[Exercise directions]:
Pictures should be left out while the data beneath this task is written out word for word.

[Data to use]:
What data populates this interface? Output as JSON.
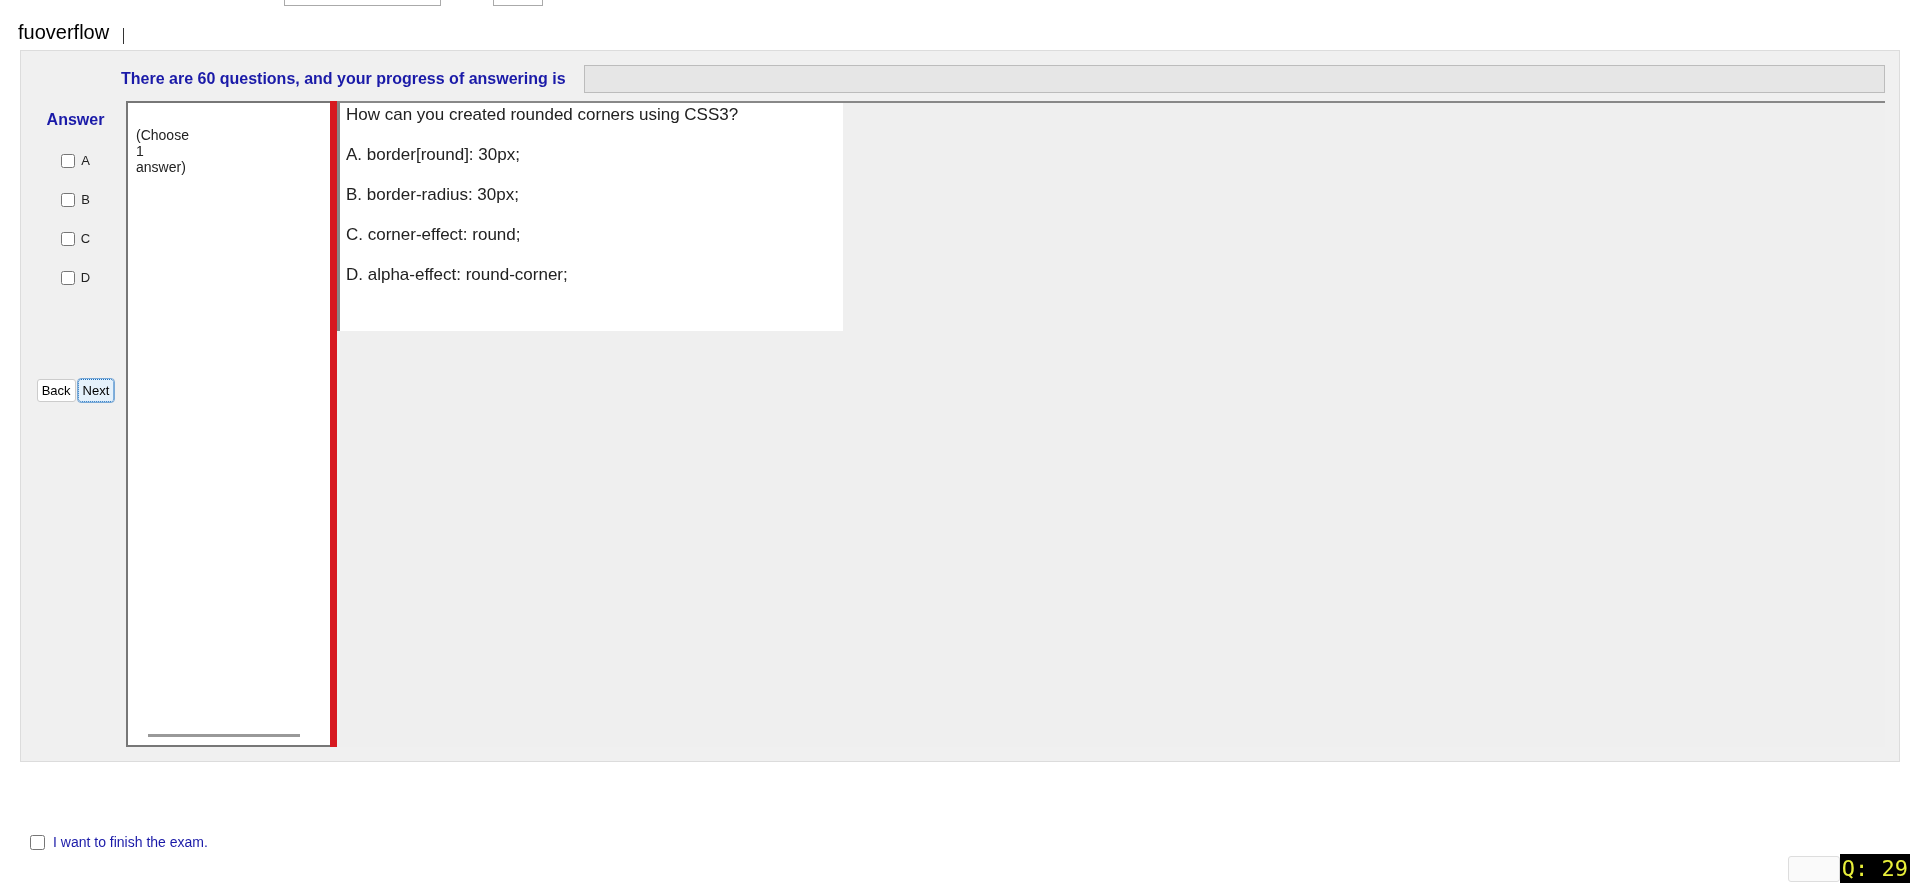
{
  "brand": "fuoverflow",
  "progress": {
    "label": "There are 60 questions, and your progress of answering is",
    "level": 0
  },
  "answer": {
    "heading": "Answer",
    "options": [
      {
        "letter": "A",
        "checked": false
      },
      {
        "letter": "B",
        "checked": false
      },
      {
        "letter": "C",
        "checked": false
      },
      {
        "letter": "D",
        "checked": false
      }
    ]
  },
  "buttons": [
    {
      "label": "Back",
      "focused": false
    },
    {
      "label": "Next",
      "focused": true
    }
  ],
  "instruction": [
    "(Choose",
    "1",
    "answer)"
  ],
  "question": {
    "text": "How can you created rounded corners using CSS3?",
    "choices": [
      "A.  border[round]: 30px;",
      "B.  border-radius: 30px;",
      "C.  corner-effect: round;",
      "D.  alpha-effect: round-corner;"
    ]
  },
  "finish": {
    "label": "I want to finish the exam.",
    "checked": false
  },
  "question_badge": "Q: 29"
}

[Result for this exercise]:
What data populates this interface? Output as JSON.
{
  "brand": "fuoverflow",
  "progress": {
    "label": "There are 60 questions, and your progress of answering is",
    "level": 0
  },
  "answer": {
    "heading": "Answer",
    "options": [
      {
        "letter": "A",
        "checked": false
      },
      {
        "letter": "B",
        "checked": false
      },
      {
        "letter": "C",
        "checked": false
      },
      {
        "letter": "D",
        "checked": false
      }
    ]
  },
  "buttons": [
    {
      "label": "Back",
      "focused": false
    },
    {
      "label": "Next",
      "focused": true
    }
  ],
  "instruction": [
    "(Choose",
    "1",
    "answer)"
  ],
  "question": {
    "text": "How can you created rounded corners using CSS3?",
    "choices": [
      "A.  border[round]: 30px;",
      "B.  border-radius: 30px;",
      "C.  corner-effect: round;",
      "D.  alpha-effect: round-corner;"
    ]
  },
  "finish": {
    "label": "I want to finish the exam.",
    "checked": false
  },
  "question_badge": "Q: 29"
}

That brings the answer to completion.